Start with writing for 5 minutes and then gradually add to it —about how you are feeling, something you did yesterday, something you are excited about, someone you are thinking about. Start by doing it for one week. You can start by writing a few things you are grateful for, a sentence about the mindset you are going to attack the day with, about something interesting you read, about your plans for the day. Whatever it is, start ridiculously small. You’ll know when you’re ready to dedicate more time and write in more depth.
4. Get the Juices Flowing
Start writing with whatever is on your mind. This method helps in decluttering your mind and analysing your thoughts. Ask yourself questions about how you feel? What you want? What are your goals? What makes you excited? What triggers you? If there is a problem, start writing about that to come up with possible solutions. Digging deeper to find answers to these questions will help you create more self awareness.
If a blank pages seems intimidating to you. You can try various journaling prompts based on what you want to journal about. There are journal prompts available for your everyday analysis journaling, planning, gratitude journaling, goal setting and lots more. Start answering them and just go with the flow. Remember, there is no right or wrong way to journal. Just write down whatever you feel even if it makes no sense. You don’t need to impress anyone- not even you. Your journal is meant for you. Make it a no judgement zone. Try to keep it as honest and real as possible.
Be consistent about journaling. For at least a month and after that see if it works for you. If you’re not a ‘write things down’ kind of a person, you might not enjoy it in the starting but eventually you will love it as you begin to declutter your mind and see things more clearly.
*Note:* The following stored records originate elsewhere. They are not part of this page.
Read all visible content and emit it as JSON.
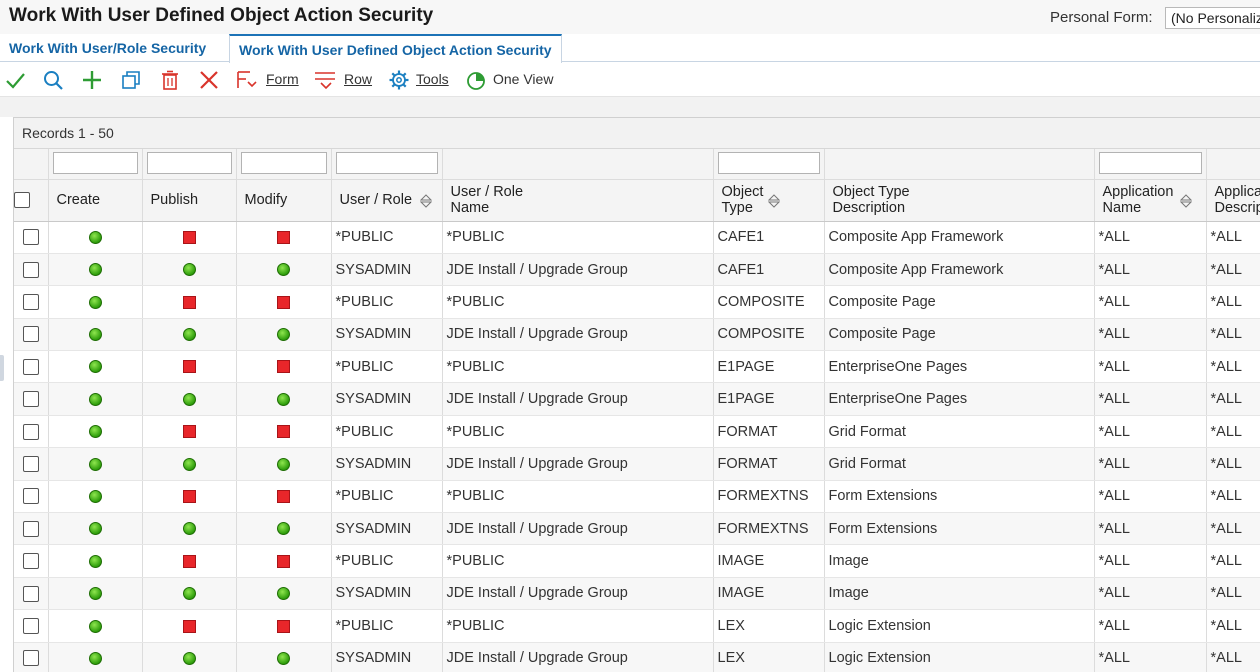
{
  "page": {
    "title": "Work With User Defined Object Action Security",
    "personal_form_label": "Personal Form:",
    "personal_form_value": "(No Personalization)"
  },
  "tabs": [
    {
      "label": "Work With User/Role Security",
      "active": false
    },
    {
      "label": "Work With User Defined Object Action Security",
      "active": true
    }
  ],
  "toolbar": {
    "icons": [
      "check-icon",
      "search-icon",
      "add-icon",
      "copy-icon",
      "delete-icon",
      "close-icon"
    ],
    "form_label": "Form",
    "row_label": "Row",
    "tools_label": "Tools",
    "one_view_label": "One View"
  },
  "grid": {
    "records_label": "Records 1 - 50",
    "columns": [
      {
        "key": "create",
        "label": "Create"
      },
      {
        "key": "publish",
        "label": "Publish"
      },
      {
        "key": "modify",
        "label": "Modify"
      },
      {
        "key": "user_role",
        "label": "User / Role"
      },
      {
        "key": "user_role_name",
        "label_line1": "User / Role",
        "label_line2": "Name"
      },
      {
        "key": "object_type",
        "label_line1": "Object",
        "label_line2": "Type"
      },
      {
        "key": "object_type_desc",
        "label_line1": "Object Type",
        "label_line2": "Description"
      },
      {
        "key": "application_name",
        "label_line1": "Application",
        "label_line2": "Name"
      },
      {
        "key": "application_desc",
        "label_line1": "Application",
        "label_line2": "Description"
      }
    ],
    "rows": [
      {
        "create": "allowed",
        "publish": "denied",
        "modify": "denied",
        "user_role": "*PUBLIC",
        "user_role_name": "*PUBLIC",
        "object_type": "CAFE1",
        "object_type_desc": "Composite App Framework",
        "application_name": "*ALL",
        "application_desc": "*ALL"
      },
      {
        "create": "allowed",
        "publish": "allowed",
        "modify": "allowed",
        "user_role": "SYSADMIN",
        "user_role_name": "JDE Install / Upgrade Group",
        "object_type": "CAFE1",
        "object_type_desc": "Composite App Framework",
        "application_name": "*ALL",
        "application_desc": "*ALL"
      },
      {
        "create": "allowed",
        "publish": "denied",
        "modify": "denied",
        "user_role": "*PUBLIC",
        "user_role_name": "*PUBLIC",
        "object_type": "COMPOSITE",
        "object_type_desc": "Composite Page",
        "application_name": "*ALL",
        "application_desc": "*ALL"
      },
      {
        "create": "allowed",
        "publish": "allowed",
        "modify": "allowed",
        "user_role": "SYSADMIN",
        "user_role_name": "JDE Install / Upgrade Group",
        "object_type": "COMPOSITE",
        "object_type_desc": "Composite Page",
        "application_name": "*ALL",
        "application_desc": "*ALL"
      },
      {
        "create": "allowed",
        "publish": "denied",
        "modify": "denied",
        "user_role": "*PUBLIC",
        "user_role_name": "*PUBLIC",
        "object_type": "E1PAGE",
        "object_type_desc": "EnterpriseOne Pages",
        "application_name": "*ALL",
        "application_desc": "*ALL"
      },
      {
        "create": "allowed",
        "publish": "allowed",
        "modify": "allowed",
        "user_role": "SYSADMIN",
        "user_role_name": "JDE Install / Upgrade Group",
        "object_type": "E1PAGE",
        "object_type_desc": "EnterpriseOne Pages",
        "application_name": "*ALL",
        "application_desc": "*ALL"
      },
      {
        "create": "allowed",
        "publish": "denied",
        "modify": "denied",
        "user_role": "*PUBLIC",
        "user_role_name": "*PUBLIC",
        "object_type": "FORMAT",
        "object_type_desc": "Grid Format",
        "application_name": "*ALL",
        "application_desc": "*ALL"
      },
      {
        "create": "allowed",
        "publish": "allowed",
        "modify": "allowed",
        "user_role": "SYSADMIN",
        "user_role_name": "JDE Install / Upgrade Group",
        "object_type": "FORMAT",
        "object_type_desc": "Grid Format",
        "application_name": "*ALL",
        "application_desc": "*ALL"
      },
      {
        "create": "allowed",
        "publish": "denied",
        "modify": "denied",
        "user_role": "*PUBLIC",
        "user_role_name": "*PUBLIC",
        "object_type": "FORMEXTNS",
        "object_type_desc": "Form Extensions",
        "application_name": "*ALL",
        "application_desc": "*ALL"
      },
      {
        "create": "allowed",
        "publish": "allowed",
        "modify": "allowed",
        "user_role": "SYSADMIN",
        "user_role_name": "JDE Install / Upgrade Group",
        "object_type": "FORMEXTNS",
        "object_type_desc": "Form Extensions",
        "application_name": "*ALL",
        "application_desc": "*ALL"
      },
      {
        "create": "allowed",
        "publish": "denied",
        "modify": "denied",
        "user_role": "*PUBLIC",
        "user_role_name": "*PUBLIC",
        "object_type": "IMAGE",
        "object_type_desc": "Image",
        "application_name": "*ALL",
        "application_desc": "*ALL"
      },
      {
        "create": "allowed",
        "publish": "allowed",
        "modify": "allowed",
        "user_role": "SYSADMIN",
        "user_role_name": "JDE Install / Upgrade Group",
        "object_type": "IMAGE",
        "object_type_desc": "Image",
        "application_name": "*ALL",
        "application_desc": "*ALL"
      },
      {
        "create": "allowed",
        "publish": "denied",
        "modify": "denied",
        "user_role": "*PUBLIC",
        "user_role_name": "*PUBLIC",
        "object_type": "LEX",
        "object_type_desc": "Logic Extension",
        "application_name": "*ALL",
        "application_desc": "*ALL"
      },
      {
        "create": "allowed",
        "publish": "allowed",
        "modify": "allowed",
        "user_role": "SYSADMIN",
        "user_role_name": "JDE Install / Upgrade Group",
        "object_type": "LEX",
        "object_type_desc": "Logic Extension",
        "application_name": "*ALL",
        "application_desc": "*ALL"
      }
    ]
  },
  "colors": {
    "accent": "#1565a5",
    "allowed": "#2f9e0c",
    "denied": "#e8262a"
  }
}
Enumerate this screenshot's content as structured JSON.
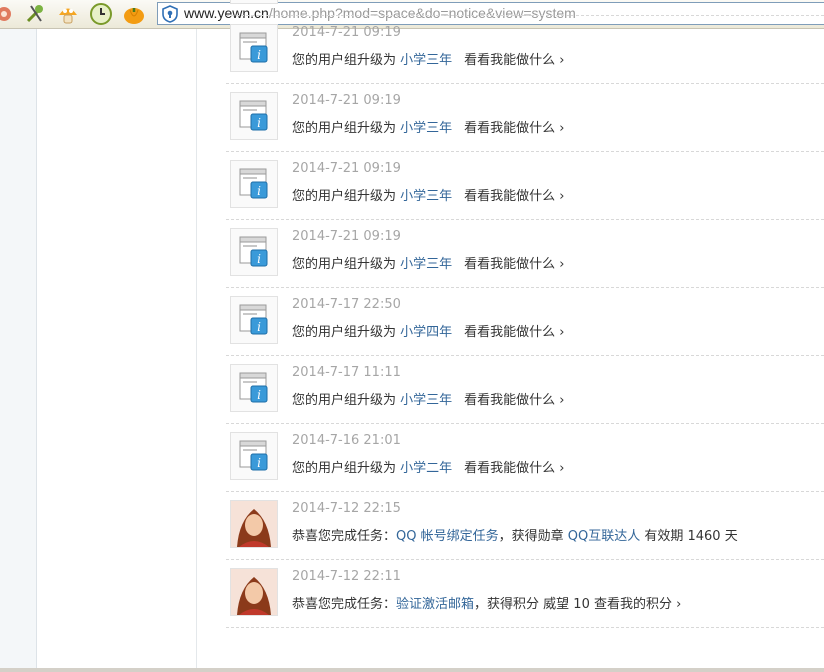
{
  "browser": {
    "url_host": "www.yewn.cn",
    "url_path": "/home.php?mod=space&do=notice&view=system",
    "toolbar_icons": [
      "gear-icon",
      "tools-icon",
      "mushroom-icon",
      "clock-icon",
      "pumpkin-icon"
    ]
  },
  "notices": [
    {
      "time": "",
      "prefix": "您的用户组升级为",
      "group": "小学三年",
      "action": "看看我能做什么 ›",
      "avatar": "system-notice-icon"
    },
    {
      "time": "2014-7-21 09:19",
      "prefix": "您的用户组升级为",
      "group": "小学三年",
      "action": "看看我能做什么 ›",
      "avatar": "system-notice-icon"
    },
    {
      "time": "2014-7-21 09:19",
      "prefix": "您的用户组升级为",
      "group": "小学三年",
      "action": "看看我能做什么 ›",
      "avatar": "system-notice-icon"
    },
    {
      "time": "2014-7-21 09:19",
      "prefix": "您的用户组升级为",
      "group": "小学三年",
      "action": "看看我能做什么 ›",
      "avatar": "system-notice-icon"
    },
    {
      "time": "2014-7-21 09:19",
      "prefix": "您的用户组升级为",
      "group": "小学三年",
      "action": "看看我能做什么 ›",
      "avatar": "system-notice-icon"
    },
    {
      "time": "2014-7-17 22:50",
      "prefix": "您的用户组升级为",
      "group": "小学四年",
      "action": "看看我能做什么 ›",
      "avatar": "system-notice-icon"
    },
    {
      "time": "2014-7-17 11:11",
      "prefix": "您的用户组升级为",
      "group": "小学三年",
      "action": "看看我能做什么 ›",
      "avatar": "system-notice-icon"
    },
    {
      "time": "2014-7-16 21:01",
      "prefix": "您的用户组升级为",
      "group": "小学二年",
      "action": "看看我能做什么 ›",
      "avatar": "system-notice-icon"
    }
  ],
  "task_notices": [
    {
      "time": "2014-7-12 22:15",
      "pre": "恭喜您完成任务：",
      "task": "QQ 帐号绑定任务",
      "mid": "，获得勋章 ",
      "reward": "QQ互联达人",
      "post": " 有效期 1460 天",
      "avatar": "user-avatar"
    },
    {
      "time": "2014-7-12 22:11",
      "pre": "恭喜您完成任务：",
      "task": "验证激活邮箱",
      "mid": "，获得积分 威望 10",
      "reward": "",
      "post": "  查看我的积分 ›",
      "avatar": "user-avatar"
    }
  ],
  "colors": {
    "link": "#336699",
    "time": "#a6a6a6"
  }
}
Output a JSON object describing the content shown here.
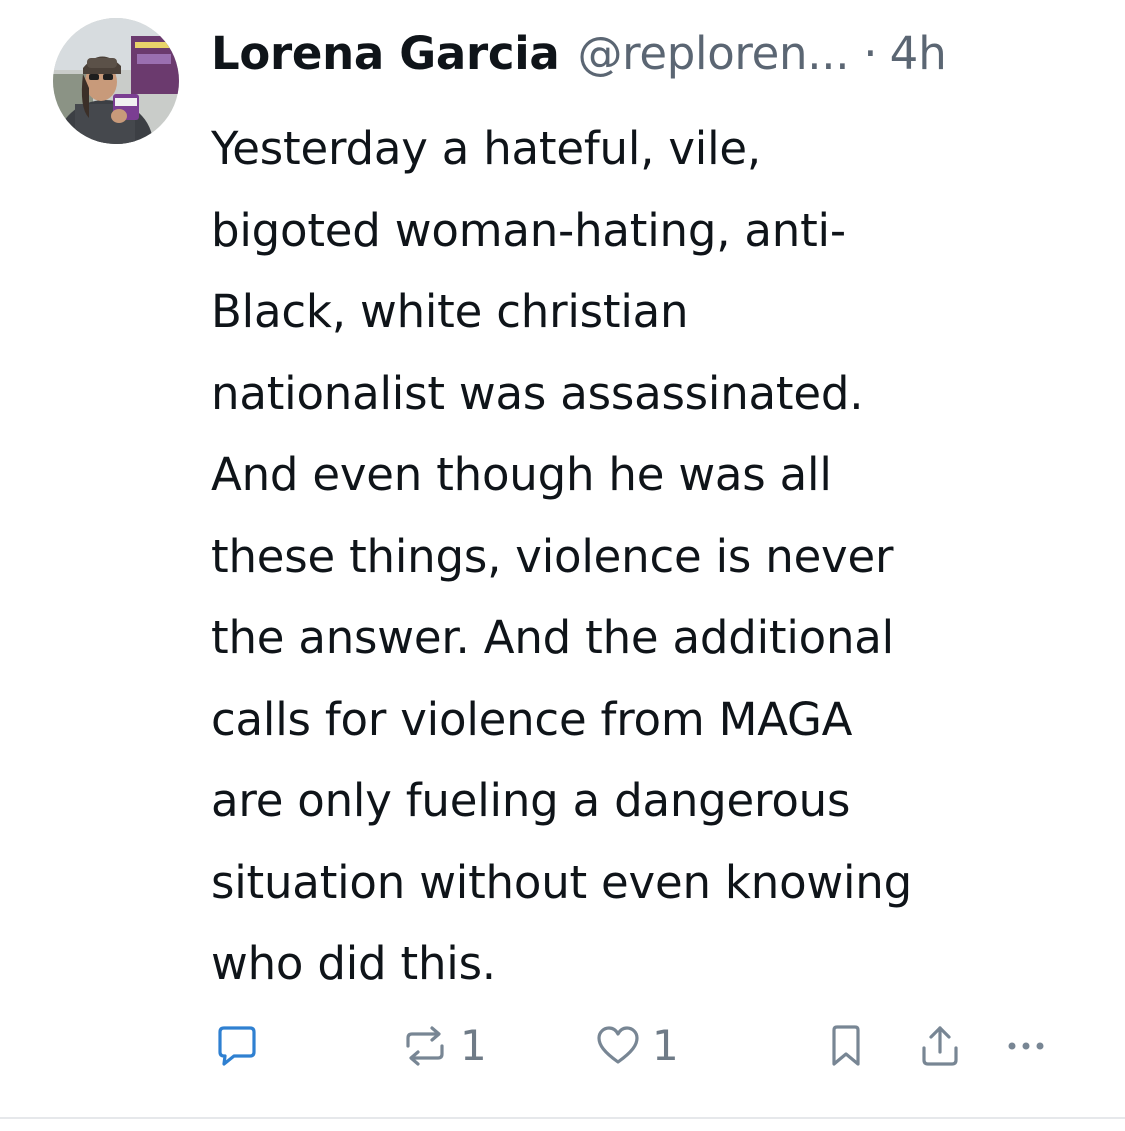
{
  "post": {
    "author_name": "Lorena Garcia",
    "handle": "@reploren...",
    "separator": "·",
    "time": "4h",
    "body_lines": [
      "Yesterday a hateful, vile,",
      "bigoted woman-hating, anti-",
      "Black, white christian",
      "nationalist was assassinated.",
      "And even though he was all",
      "these things, violence is never",
      "the answer. And the additional",
      "calls for violence from MAGA",
      "are only fueling a dangerous",
      "situation without even knowing",
      "who did this."
    ]
  },
  "actions": {
    "reply_icon": "reply-icon",
    "repost_icon": "repost-icon",
    "repost_count": "1",
    "like_icon": "heart-icon",
    "like_count": "1",
    "bookmark_icon": "bookmark-icon",
    "share_icon": "share-icon",
    "more_icon": "more-icon"
  },
  "colors": {
    "text": "#0f1419",
    "secondary_text": "#5b6673",
    "action_icon": "#788694",
    "reply_icon": "#2f80d1",
    "divider": "#e6e8eb"
  }
}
And you realise that your days get more productive because of planning and assessing. Also, do not worry if you skip a day or two. Just come back. There’s no pressure or burden. A huffpost article said ” It takes times for our brains to create new neural pathways, which means that the desire to journal will often follow after you’ve already taken the initiative to begin journaling.”
As a CHALLENGE, I’d ask you that : For the next 30 days, commit to writing in a journal. Without any judgements, try this out for a month. And after that, make your decision if you want to continue this or maybe mould your practice in some way. Also, send me a message : ‘Ready’ here, to receive your Free Journal Prompts to help you dig deeper!
- Do not overcomplicate it, keep it simple.
- Find a consistent time that works for you and stick to it for the next 30 days.
- Leave the perfectionism at the door and just let whatever is coming up, come out on the pages.
- There is no right or wrong way to use a journal. The key is allowing it to be your assistant in creating more space in your brain so that you can be your most productive self.
Click here to receive Free Journal Prompts that’ll give you a kick start in developing your practice. I hope you will follow this challenge and see the results for yourself . Share your views and experiences in the comments down below!